In the end, I guess a final element of my one wish is simply to embrace the complexity. Complex systems require complex theory and complex models to understand them. Embracing the complexity allows researchers to pierce the gauntlet of FUDSI that reviewers and panel members too often erect. Doing good science isn’t supposed to be easy and the apparent preference for easy science is tantamount to pseudo-science. In my view, good science is innovation science. The continued use of ordered categories (introduced by Likert in 1932!) as the preferred tool of measurement, for example, should become a banished practice. Instead, innovations in measurement like using electronic delivery with visual analog scales or real time intensive recording of data should be employed more readily. Similarly, innovations in design like creating planned missing protocols to save costs, increase database coverage, and reduce participant burden (among other benefits) ought to become standard practice (Little, Jorgenson, Lang, & Moore, 2014). Moreover, moving away from simple, flat representations of data to incorporating linked meta-data and integrated relational databases, opens up an amazing world of potential modeling benefits to easily allow cross-nested, multi-way relationships across various hierarchies of influence (e.g., n-Level-SEM modeling; Mehta, 2015).

Innovations in modeling complex data structures need to be planned for and then craft-fully executed (Little, Wang, and Gorrall, in press). Here, the frequently mixtured and often messy multilevel nature of multivariate data (typically made sparse by the many mechanisms of missing data) coupled with the moderating and mediating mechanisms in multiply caused outcomes makes for a massively challenging modeling process. It also makes today’s research so much fun! And, lest I forgot something: et cetera.
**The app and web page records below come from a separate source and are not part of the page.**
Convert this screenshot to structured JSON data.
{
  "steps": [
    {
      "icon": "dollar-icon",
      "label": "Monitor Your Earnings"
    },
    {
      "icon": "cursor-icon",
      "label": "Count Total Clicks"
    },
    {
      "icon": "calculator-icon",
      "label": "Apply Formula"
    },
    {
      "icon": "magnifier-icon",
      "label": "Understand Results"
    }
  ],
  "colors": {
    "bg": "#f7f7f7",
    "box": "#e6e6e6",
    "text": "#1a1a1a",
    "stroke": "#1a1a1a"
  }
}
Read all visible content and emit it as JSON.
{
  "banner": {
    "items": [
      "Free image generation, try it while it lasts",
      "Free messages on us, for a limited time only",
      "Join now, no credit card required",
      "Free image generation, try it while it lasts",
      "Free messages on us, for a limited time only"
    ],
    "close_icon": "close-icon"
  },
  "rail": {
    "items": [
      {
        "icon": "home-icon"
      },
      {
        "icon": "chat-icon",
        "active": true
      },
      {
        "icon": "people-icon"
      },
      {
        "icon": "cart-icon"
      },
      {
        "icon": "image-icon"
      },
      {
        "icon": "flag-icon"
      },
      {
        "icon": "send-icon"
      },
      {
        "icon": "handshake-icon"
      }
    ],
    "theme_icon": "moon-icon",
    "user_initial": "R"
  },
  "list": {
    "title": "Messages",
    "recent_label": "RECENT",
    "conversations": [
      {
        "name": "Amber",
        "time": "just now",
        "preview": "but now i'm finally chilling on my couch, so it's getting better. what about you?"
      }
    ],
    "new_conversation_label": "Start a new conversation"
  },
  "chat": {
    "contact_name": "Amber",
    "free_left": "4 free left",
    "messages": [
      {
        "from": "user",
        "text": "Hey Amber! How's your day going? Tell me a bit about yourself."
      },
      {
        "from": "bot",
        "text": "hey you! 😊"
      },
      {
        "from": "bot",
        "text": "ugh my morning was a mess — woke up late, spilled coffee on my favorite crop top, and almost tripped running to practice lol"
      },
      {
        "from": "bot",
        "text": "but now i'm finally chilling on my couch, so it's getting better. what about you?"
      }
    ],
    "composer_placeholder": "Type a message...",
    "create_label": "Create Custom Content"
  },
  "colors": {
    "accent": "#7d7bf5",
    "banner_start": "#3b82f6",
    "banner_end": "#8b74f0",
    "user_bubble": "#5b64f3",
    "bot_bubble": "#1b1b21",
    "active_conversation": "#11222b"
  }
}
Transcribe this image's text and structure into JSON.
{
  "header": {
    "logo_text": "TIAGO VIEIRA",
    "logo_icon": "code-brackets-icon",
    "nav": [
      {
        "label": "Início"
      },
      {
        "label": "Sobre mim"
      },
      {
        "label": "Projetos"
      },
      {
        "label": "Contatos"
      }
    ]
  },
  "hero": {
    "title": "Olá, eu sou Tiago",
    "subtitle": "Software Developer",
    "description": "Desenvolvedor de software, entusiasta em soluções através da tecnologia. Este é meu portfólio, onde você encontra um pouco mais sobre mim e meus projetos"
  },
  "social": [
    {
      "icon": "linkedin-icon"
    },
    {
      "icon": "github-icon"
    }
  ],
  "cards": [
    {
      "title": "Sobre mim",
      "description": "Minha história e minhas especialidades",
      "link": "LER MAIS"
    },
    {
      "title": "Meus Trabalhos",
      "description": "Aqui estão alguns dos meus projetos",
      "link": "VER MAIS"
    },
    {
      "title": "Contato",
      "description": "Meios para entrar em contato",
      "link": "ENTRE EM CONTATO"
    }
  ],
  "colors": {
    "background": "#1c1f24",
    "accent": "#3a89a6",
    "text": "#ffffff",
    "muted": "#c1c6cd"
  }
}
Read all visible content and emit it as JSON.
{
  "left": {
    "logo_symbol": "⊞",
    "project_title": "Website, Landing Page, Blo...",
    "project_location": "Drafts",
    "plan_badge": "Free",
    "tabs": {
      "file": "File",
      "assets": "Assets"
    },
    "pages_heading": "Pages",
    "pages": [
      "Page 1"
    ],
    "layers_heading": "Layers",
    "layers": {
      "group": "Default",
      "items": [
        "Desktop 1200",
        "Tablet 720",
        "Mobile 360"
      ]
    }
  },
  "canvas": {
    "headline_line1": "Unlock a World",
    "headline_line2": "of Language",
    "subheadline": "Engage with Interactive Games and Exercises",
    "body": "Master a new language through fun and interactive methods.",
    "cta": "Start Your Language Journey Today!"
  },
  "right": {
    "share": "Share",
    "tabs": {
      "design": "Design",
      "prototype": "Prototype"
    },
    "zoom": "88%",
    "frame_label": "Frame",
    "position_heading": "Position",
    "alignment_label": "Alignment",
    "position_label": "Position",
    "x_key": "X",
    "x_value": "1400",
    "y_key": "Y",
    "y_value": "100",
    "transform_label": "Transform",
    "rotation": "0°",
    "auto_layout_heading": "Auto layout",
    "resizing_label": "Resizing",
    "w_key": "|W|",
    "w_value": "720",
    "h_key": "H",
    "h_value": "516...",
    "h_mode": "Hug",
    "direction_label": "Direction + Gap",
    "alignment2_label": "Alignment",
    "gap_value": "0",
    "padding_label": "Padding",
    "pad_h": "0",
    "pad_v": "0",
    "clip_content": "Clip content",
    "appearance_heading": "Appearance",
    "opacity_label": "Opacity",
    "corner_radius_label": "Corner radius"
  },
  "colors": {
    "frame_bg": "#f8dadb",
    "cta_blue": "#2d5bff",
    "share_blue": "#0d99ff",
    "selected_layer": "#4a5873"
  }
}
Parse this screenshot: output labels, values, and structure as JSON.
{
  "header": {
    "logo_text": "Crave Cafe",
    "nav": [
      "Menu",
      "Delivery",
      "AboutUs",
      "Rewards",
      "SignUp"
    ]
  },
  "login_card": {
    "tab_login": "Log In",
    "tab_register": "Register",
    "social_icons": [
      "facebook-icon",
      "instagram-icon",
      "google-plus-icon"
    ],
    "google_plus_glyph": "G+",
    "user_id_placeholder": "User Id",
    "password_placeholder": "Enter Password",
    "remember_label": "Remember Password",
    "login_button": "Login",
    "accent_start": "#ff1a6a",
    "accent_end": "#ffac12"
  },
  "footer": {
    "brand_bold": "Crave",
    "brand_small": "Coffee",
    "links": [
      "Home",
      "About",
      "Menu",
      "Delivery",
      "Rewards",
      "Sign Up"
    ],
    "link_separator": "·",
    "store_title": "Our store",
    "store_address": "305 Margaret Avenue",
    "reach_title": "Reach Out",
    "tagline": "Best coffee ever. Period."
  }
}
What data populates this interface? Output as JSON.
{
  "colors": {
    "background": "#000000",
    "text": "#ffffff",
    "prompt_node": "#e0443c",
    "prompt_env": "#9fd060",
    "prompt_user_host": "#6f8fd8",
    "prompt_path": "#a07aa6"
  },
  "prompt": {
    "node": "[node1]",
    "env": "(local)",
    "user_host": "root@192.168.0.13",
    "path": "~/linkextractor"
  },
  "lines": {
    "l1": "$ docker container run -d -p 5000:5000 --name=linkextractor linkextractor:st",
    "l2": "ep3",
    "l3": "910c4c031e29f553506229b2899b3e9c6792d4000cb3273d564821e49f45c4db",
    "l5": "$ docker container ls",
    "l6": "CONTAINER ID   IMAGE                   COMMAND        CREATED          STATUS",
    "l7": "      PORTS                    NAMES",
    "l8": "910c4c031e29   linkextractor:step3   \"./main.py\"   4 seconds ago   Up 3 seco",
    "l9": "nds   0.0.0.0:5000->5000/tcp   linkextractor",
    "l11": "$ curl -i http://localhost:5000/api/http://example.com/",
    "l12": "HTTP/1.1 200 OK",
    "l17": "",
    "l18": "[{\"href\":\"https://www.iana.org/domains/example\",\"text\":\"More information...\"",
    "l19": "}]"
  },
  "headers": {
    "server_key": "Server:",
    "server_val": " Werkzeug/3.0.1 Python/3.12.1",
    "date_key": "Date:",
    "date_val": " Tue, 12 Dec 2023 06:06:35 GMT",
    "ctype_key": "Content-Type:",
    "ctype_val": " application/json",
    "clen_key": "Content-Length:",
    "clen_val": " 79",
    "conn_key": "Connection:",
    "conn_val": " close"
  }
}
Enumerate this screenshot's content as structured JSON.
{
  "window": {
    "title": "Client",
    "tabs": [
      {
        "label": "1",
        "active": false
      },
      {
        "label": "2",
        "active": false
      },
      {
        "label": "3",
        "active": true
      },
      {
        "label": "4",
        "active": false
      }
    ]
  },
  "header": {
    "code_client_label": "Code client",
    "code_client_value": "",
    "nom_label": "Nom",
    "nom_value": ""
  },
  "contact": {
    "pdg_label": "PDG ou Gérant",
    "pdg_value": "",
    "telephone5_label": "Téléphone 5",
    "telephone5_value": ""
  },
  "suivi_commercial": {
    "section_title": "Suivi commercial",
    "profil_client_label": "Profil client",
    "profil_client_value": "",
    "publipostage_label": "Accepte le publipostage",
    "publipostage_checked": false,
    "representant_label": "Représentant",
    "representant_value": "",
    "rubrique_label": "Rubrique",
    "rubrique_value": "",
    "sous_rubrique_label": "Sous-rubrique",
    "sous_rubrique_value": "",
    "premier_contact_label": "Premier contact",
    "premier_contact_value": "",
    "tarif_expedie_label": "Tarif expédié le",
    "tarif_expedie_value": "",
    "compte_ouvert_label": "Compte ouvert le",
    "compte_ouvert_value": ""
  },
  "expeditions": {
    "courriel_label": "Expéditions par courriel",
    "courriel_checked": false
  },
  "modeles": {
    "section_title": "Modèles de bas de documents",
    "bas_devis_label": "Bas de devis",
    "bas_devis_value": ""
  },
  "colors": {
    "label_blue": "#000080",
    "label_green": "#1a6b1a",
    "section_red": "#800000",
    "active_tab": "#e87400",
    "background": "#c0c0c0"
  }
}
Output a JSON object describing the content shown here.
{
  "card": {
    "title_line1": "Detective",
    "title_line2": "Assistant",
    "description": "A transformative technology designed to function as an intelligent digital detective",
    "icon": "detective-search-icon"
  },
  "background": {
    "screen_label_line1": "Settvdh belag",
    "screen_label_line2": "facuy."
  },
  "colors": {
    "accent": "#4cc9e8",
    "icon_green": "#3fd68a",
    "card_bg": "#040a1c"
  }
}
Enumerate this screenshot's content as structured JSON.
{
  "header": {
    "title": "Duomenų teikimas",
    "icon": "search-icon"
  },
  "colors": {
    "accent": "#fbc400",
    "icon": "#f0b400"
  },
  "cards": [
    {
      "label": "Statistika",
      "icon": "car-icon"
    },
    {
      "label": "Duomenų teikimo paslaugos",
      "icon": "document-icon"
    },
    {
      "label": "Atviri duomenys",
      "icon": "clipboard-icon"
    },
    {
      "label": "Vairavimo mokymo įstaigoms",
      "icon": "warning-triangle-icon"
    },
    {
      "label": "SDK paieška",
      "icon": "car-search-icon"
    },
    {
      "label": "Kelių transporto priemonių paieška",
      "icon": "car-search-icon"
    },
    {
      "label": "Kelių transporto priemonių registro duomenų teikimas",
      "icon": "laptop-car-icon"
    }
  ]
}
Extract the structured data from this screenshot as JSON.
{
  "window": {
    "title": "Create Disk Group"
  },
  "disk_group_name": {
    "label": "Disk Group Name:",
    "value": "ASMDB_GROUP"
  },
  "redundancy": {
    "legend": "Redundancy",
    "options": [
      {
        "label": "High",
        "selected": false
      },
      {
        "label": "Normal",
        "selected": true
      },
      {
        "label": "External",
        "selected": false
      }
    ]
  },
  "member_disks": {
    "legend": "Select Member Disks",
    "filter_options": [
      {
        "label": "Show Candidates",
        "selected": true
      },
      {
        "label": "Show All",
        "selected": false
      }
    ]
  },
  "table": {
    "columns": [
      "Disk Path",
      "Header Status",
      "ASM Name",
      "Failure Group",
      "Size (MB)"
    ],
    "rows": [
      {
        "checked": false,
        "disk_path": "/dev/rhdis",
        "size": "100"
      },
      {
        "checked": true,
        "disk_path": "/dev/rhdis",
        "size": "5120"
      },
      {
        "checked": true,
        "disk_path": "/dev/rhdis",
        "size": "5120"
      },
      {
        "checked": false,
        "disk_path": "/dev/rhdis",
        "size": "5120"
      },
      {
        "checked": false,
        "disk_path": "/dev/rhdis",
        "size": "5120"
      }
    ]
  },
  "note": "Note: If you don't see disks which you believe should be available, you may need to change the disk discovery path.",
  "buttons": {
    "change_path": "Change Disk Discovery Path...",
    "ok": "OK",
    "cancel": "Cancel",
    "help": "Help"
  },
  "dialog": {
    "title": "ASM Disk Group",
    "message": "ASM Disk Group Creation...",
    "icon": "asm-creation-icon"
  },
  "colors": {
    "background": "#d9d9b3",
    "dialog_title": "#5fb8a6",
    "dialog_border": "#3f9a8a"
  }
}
*Author Note

This text is the prepublication version of the one wish essay Dr. Little contributed to the special issue of Research on Human Development edited by Richard A. Settersten Jr. & Megan McClelland. The special issue can be down loaded at http://www.tandfonline.com/toc/hrhd20/12/3-4 and the published version of this article is available here.

Todd D. Little is founder and director his annual Stats Camp (statscamp.org) and the director of the Institute for Measurement, Methodology, Analysis, and Policy (IMMAP) at Texas Tech University. He is a professor in the Research, Evaluation, Measurement, and Statistic Program of the Educational Psychology Department at TTU.

Special thanks to Gregory R. Hancock, Katherine E. Masyn, Annegret Hannawa, Patricia H. Hawley, my team of personnel in IMMAP, and the editors for their helpful comments and suggestions. I would also like to express my gratitude to my many colleagues, such as those in the Society of Multivariate Experimental Psychology, for regularly stimulating me with methodological innovation and rigor. I’d like to also acknowledge the many methodologically oriented conferences and subprograms that provide a forum for viewing and presenting methodological innovations.

Download the published version of this article (PDF)

References:

Enders, C. K. (2010). Applied missing data analysis. New York: Guilford.

Graham, J. (2012). Missing data: Analysis and design. New York: Springer.

Likert, R. (1932). A technique for the measurement of attitudes. Archives of Psychology, 140, 5-55.

Little, T. D. (2013). Longitudinal structural equation modeling. New York: Guilford.

Little, T. D., Jorgensen, T. D., Lang, K. M., & Moore, E. W. G. (2014). On the joys of missing data. Journal of Pediatric Psychology, 39, 151-162.

Little, T. D., Wang, E. W., & Gorrall, B. K. (in press). The past, present, and future of developmental methodology. In N. A. Card (Ed.), Developmental methodology; Monographs of the Society for Research in Child Development.

Mehta, P. (2015). xxM Reference Guide. Houston, TX: Author.

van Buuren, S. (2012). Flexible imputation of missing data. Boca Raton, FL: CRC Press.